Activity: Find every line in the data that contains the word "invalid". Return each of those lines.

Element data from apps and pages:
--------------------

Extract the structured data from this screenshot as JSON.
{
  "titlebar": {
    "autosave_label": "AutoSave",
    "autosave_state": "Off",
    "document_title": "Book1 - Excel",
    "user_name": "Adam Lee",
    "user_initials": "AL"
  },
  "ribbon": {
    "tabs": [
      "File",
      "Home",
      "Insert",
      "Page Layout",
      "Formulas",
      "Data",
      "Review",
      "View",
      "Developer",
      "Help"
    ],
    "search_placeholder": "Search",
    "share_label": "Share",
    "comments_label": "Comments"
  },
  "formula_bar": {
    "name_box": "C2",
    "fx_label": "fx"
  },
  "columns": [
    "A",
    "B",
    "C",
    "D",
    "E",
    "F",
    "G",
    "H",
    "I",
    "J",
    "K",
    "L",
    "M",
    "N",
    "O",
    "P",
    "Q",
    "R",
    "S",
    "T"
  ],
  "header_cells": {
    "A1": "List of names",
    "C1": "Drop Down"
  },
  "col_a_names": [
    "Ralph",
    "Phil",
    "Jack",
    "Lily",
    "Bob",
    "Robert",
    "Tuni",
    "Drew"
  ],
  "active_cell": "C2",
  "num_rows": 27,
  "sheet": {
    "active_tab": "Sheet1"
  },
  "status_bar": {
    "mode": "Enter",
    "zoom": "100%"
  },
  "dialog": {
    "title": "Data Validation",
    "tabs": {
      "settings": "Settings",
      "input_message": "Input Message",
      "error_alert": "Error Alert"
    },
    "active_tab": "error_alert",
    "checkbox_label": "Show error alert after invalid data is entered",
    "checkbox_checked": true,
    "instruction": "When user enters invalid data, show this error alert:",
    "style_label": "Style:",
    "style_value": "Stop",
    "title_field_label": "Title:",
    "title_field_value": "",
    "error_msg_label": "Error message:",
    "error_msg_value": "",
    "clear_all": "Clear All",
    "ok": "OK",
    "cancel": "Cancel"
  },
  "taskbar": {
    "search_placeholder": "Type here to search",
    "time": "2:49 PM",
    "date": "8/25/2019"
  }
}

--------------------

Finished task:
    "checkbox_label": "Show error alert after invalid data is entered",
    "instruction": "When user enters invalid data, show this error alert:",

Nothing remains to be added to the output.